Abstract: The evolutionary plasticity of an organism depends on its ability to circumvent, through the exploration of novel genetic function, the effects of lethal mutational onslaught. We have addressed the extent of mutational robustness by genome wide dosage suppressor analysis of 55 conditional lethal gene mutations, revealing 845 interactions of which 827 are novel. The results reveal evidence for extensive rewiring of genetic pathways, in which genes with disparate functions are engaged for restoring essential cellular processes. For example, meiotic recombination genes were recruited to bypass a mitotic chromosome condensation defect. Focus on RNA Polymerase II, a well characterized protein machine that is essential for survival,

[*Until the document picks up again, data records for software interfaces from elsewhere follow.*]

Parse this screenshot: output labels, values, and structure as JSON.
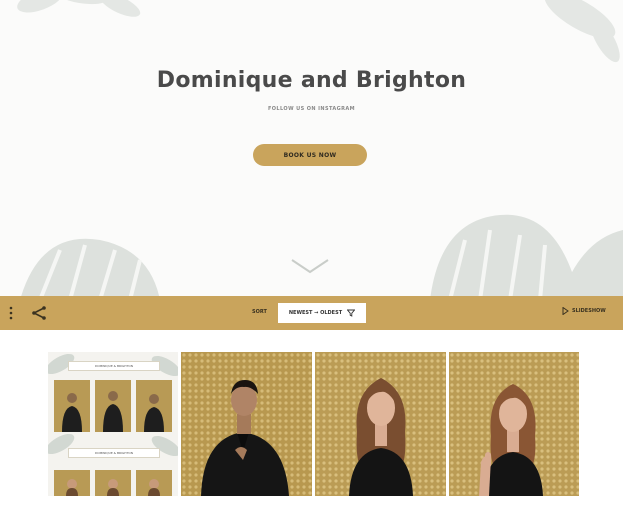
{
  "hero": {
    "title": "Dominique and Brighton",
    "subtitle": "FOLLOW US ON INSTAGRAM",
    "book_button": "BOOK US NOW"
  },
  "toolbar": {
    "sort_label": "SORT",
    "sort_value": "NEWEST → OLDEST",
    "slideshow_label": "SLIDESHOW"
  },
  "gallery": {
    "strip_banner": "DOMINIQUE & BRIGHTON"
  },
  "colors": {
    "accent": "#c9a45c",
    "title_text": "#4a4a4a"
  }
}
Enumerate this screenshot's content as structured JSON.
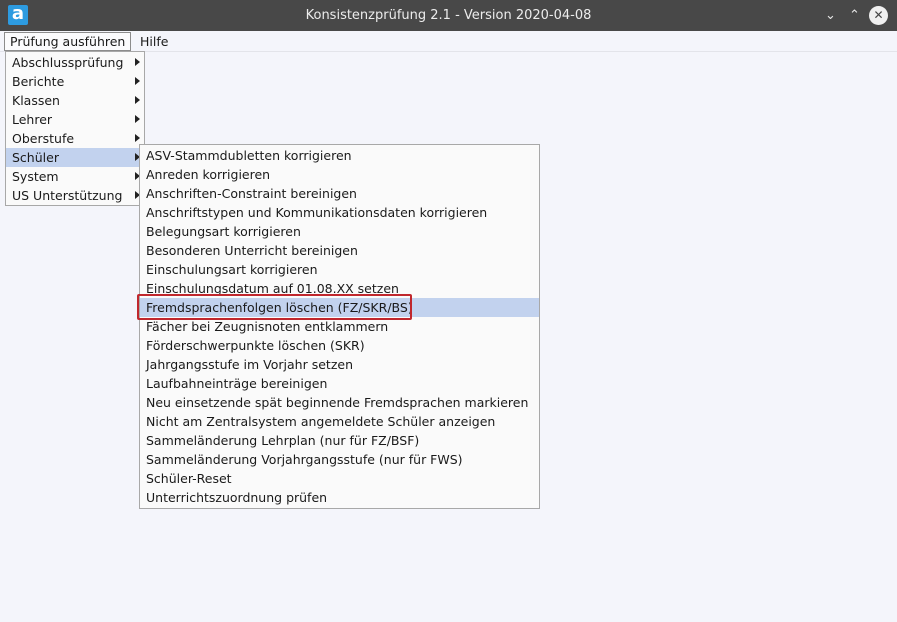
{
  "window": {
    "title": "Konsistenzprüfung 2.1 - Version 2020-04-08",
    "logo_letter": "a",
    "minimize_glyph": "⌄",
    "maximize_glyph": "⌃",
    "close_glyph": "✕"
  },
  "menubar": {
    "items": [
      {
        "label": "Prüfung ausführen",
        "active": true
      },
      {
        "label": "Hilfe",
        "active": false
      }
    ]
  },
  "main_menu": {
    "items": [
      {
        "label": "Abschlussprüfung",
        "submenu": true
      },
      {
        "label": "Berichte",
        "submenu": true
      },
      {
        "label": "Klassen",
        "submenu": true
      },
      {
        "label": "Lehrer",
        "submenu": true
      },
      {
        "label": "Oberstufe",
        "submenu": true
      },
      {
        "label": "Schüler",
        "submenu": true,
        "selected": true
      },
      {
        "label": "System",
        "submenu": true
      },
      {
        "label": "US Unterstützung",
        "submenu": true
      }
    ]
  },
  "schueler_submenu": {
    "items": [
      {
        "label": "ASV-Stammdubletten korrigieren"
      },
      {
        "label": "Anreden korrigieren"
      },
      {
        "label": "Anschriften-Constraint bereinigen"
      },
      {
        "label": "Anschriftstypen und Kommunikationsdaten korrigieren"
      },
      {
        "label": "Belegungsart korrigieren"
      },
      {
        "label": "Besonderen Unterricht bereinigen"
      },
      {
        "label": "Einschulungsart korrigieren"
      },
      {
        "label": "Einschulungsdatum auf 01.08.XX setzen"
      },
      {
        "label": "Fremdsprachenfolgen löschen (FZ/SKR/BS)",
        "selected": true,
        "highlighted": true
      },
      {
        "label": "Fächer bei Zeugnisnoten entklammern"
      },
      {
        "label": "Förderschwerpunkte löschen (SKR)"
      },
      {
        "label": "Jahrgangsstufe im Vorjahr setzen"
      },
      {
        "label": "Laufbahneinträge bereinigen"
      },
      {
        "label": "Neu einsetzende spät beginnende Fremdsprachen markieren"
      },
      {
        "label": "Nicht am Zentralsystem angemeldete Schüler anzeigen"
      },
      {
        "label": "Sammeländerung Lehrplan (nur für FZ/BSF)"
      },
      {
        "label": "Sammeländerung Vorjahrgangsstufe (nur für FWS)"
      },
      {
        "label": "Schüler-Reset"
      },
      {
        "label": "Unterrichtszuordnung prüfen"
      }
    ]
  },
  "colors": {
    "titlebar": "#484848",
    "menu_selection": "#c2d2ee",
    "highlight_box": "#c0272d",
    "logo": "#2d9be0"
  }
}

demonstrates a high degree of plasticity due to structural and functional modularity. Novel functional linkages among genes encoding RNA polymerase II mediator complex proteins, cell cycle control genes, and telomere homeostasis genes, were revealed. The dense dosage suppressor network discovered in this work implies the presence of numerous functionally diverse mechanisms in eukaryotes for circumventing the effects of lethal genetic perturbations, with possible implications for drug treatment and the emergence of drug resistance cells.